*About this exercise*:
For the listing below, report all lines that hold the word "JSON".

*Given entries*:
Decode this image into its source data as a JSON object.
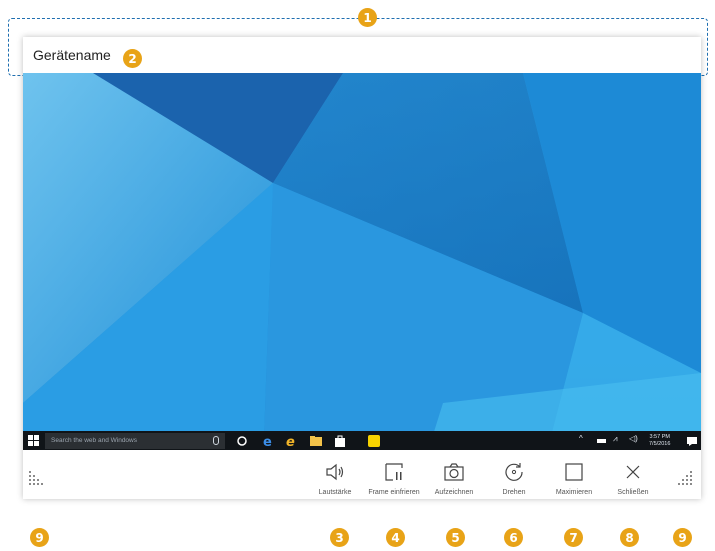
{
  "window": {
    "device_name": "Gerätename"
  },
  "callouts": [
    "1",
    "2",
    "3",
    "4",
    "5",
    "6",
    "7",
    "8",
    "9",
    "9"
  ],
  "taskbar": {
    "search_placeholder": "Search the web and Windows",
    "time": "3:57 PM",
    "date": "7/5/2016"
  },
  "controls": [
    {
      "label": "Lautstärke",
      "icon": "speaker-icon"
    },
    {
      "label": "Frame einfrieren",
      "icon": "freeze-frame-icon"
    },
    {
      "label": "Aufzeichnen",
      "icon": "camera-icon"
    },
    {
      "label": "Drehen",
      "icon": "rotate-icon"
    },
    {
      "label": "Maximieren",
      "icon": "maximize-icon"
    },
    {
      "label": "Schließen",
      "icon": "close-icon"
    }
  ],
  "colors": {
    "accent_dashed": "#1f6fb0",
    "badge": "#e8a317",
    "desktop_blue": "#1a8fd6",
    "taskbar": "#101418"
  }
}
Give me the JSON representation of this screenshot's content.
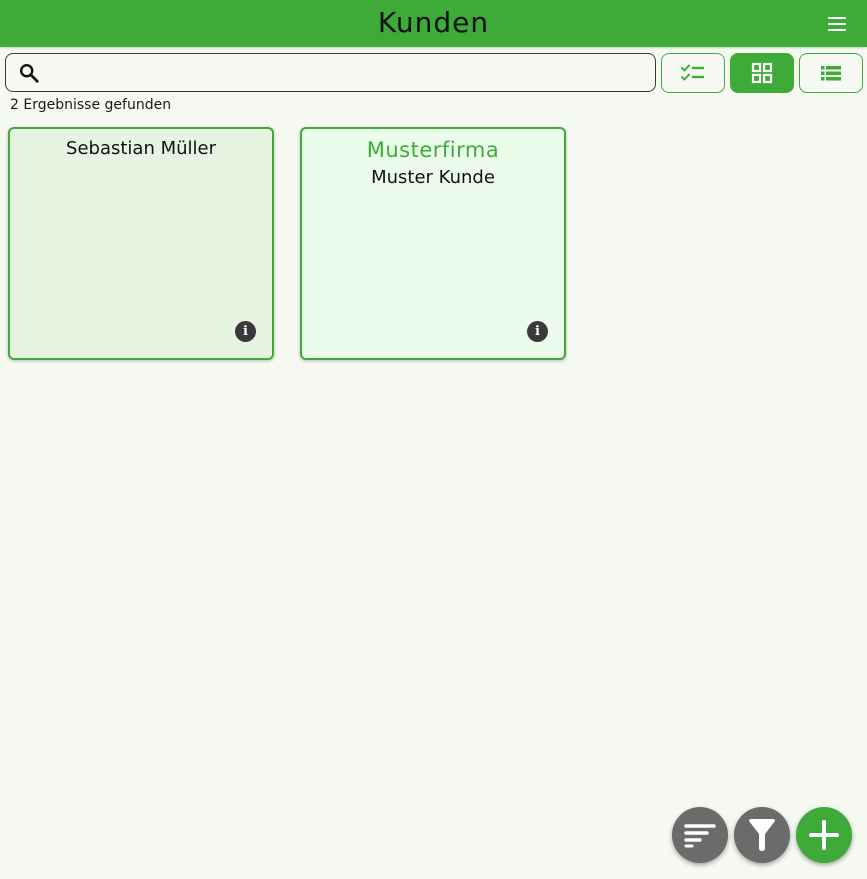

*The completed task*:
Decode this image into its source data as a JSON object.
Give me the JSON representation of this screenshot's content.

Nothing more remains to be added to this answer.